I know if the task was to be deep, creative, surprising, and original in 60 seconds there's probably be more interesting thing. But still wouldn't it be cool if that kind of diversity of thought were in people's minds without specifically trying?
Not that I can do any better, I regurgitated some stuff I got from Dorian Gray probably:
"People who don't have morals are the more moral. Having morals is having defined rules. Life being short, they probably come from cultural background and assumptions. Morals are never true. Morals are all true; the less restricted, the better. "
and in sixty seconds I did not write anything that makes sense, and neither something so deliberately abstract that the lesson is that it makes no sense.
By the way, consider the difference between immoral and amoral. In The Collector, Clegg is not immoral but amoral: he doesn't defy his sense of morality, he just has no sense of morality. Amorality isn't inherently bad, if he'd just had some basic "don't infringe on other people's rights; let people make their own choices" nothing would have happened. Morals or empathy aren't necessary, just some basic leaving people their rights. (Egocentric, solipsistic, that's his problem- doesn't occur to him his plans aren't to everyone else's liking too.) Of course there's more to be said on that book, I wrote a research paper on it.

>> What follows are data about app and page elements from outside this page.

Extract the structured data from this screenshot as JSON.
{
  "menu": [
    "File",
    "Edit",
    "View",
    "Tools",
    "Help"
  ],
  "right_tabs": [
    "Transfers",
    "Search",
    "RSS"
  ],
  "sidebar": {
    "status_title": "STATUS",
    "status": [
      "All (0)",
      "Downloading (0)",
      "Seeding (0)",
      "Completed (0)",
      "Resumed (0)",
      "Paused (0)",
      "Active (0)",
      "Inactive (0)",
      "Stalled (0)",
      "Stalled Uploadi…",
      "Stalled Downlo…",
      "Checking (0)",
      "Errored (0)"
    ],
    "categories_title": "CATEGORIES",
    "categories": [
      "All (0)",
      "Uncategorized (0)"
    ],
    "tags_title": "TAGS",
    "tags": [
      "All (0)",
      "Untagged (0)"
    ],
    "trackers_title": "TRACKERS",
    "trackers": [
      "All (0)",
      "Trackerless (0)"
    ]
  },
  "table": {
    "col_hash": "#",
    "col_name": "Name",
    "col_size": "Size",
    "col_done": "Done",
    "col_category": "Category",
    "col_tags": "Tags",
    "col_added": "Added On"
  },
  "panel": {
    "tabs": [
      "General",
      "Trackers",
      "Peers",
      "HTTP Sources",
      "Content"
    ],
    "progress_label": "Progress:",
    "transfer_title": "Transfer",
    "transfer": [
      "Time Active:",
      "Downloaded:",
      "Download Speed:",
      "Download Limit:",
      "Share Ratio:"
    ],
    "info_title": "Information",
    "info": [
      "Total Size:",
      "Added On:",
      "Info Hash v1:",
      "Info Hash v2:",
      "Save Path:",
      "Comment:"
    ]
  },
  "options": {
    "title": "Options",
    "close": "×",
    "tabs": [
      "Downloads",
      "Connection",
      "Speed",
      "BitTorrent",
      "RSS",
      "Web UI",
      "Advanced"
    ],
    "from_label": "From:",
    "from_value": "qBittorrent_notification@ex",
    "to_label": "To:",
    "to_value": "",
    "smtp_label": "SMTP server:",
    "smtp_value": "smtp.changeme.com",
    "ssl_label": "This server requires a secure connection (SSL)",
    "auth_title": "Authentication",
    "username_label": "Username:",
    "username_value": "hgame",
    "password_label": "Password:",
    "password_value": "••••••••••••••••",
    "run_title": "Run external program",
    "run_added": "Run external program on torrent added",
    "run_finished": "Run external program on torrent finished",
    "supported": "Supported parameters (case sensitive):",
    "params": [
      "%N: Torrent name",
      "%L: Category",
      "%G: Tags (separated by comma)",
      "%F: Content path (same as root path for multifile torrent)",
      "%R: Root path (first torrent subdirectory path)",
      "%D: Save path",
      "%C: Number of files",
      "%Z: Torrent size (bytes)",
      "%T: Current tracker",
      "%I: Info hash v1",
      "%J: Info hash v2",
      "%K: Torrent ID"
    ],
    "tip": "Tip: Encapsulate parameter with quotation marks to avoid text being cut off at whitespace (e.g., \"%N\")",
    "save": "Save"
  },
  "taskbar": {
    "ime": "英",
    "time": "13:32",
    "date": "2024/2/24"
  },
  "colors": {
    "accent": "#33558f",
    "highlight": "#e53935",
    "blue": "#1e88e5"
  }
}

I loathe fables, for the reason that made-up stories are not proof, not a convincing argument to do anything. When someone wants to convince me to act a certain way, but gives the silliest justifications, I get frustrated. Frustrated like when I'm trying to have a debate with someone and they argue by goofing off. They apparently became popular in the era of enlightenment and independent reasoning. I laughed when I read that sentence, because letting fictional talking animals tell me what to do is exactly what independence and rationality ought to be. Well, maybe it's that at least people are thinking or reading anything at all. Or maybe I miss the point of fables completely.
On "crush", of course there's a lot of people talking about crushes in cliché ways. Boring, mind-numbing, but not that surprising. I wrote about the verb instead, it made me think of crushed ice and I still haven't thought of the word for that odd squeaking sound ice cubes make when they tear. Then there still had to be crushing in the story, so I put all the ice and snow on top of someone.
"The sound of ice cracking, tearing, sliding, sounds like in a glass of lemonade; a crushing weight of hard, sharp blocks digging into his arm, his torso, his face – suffocating - "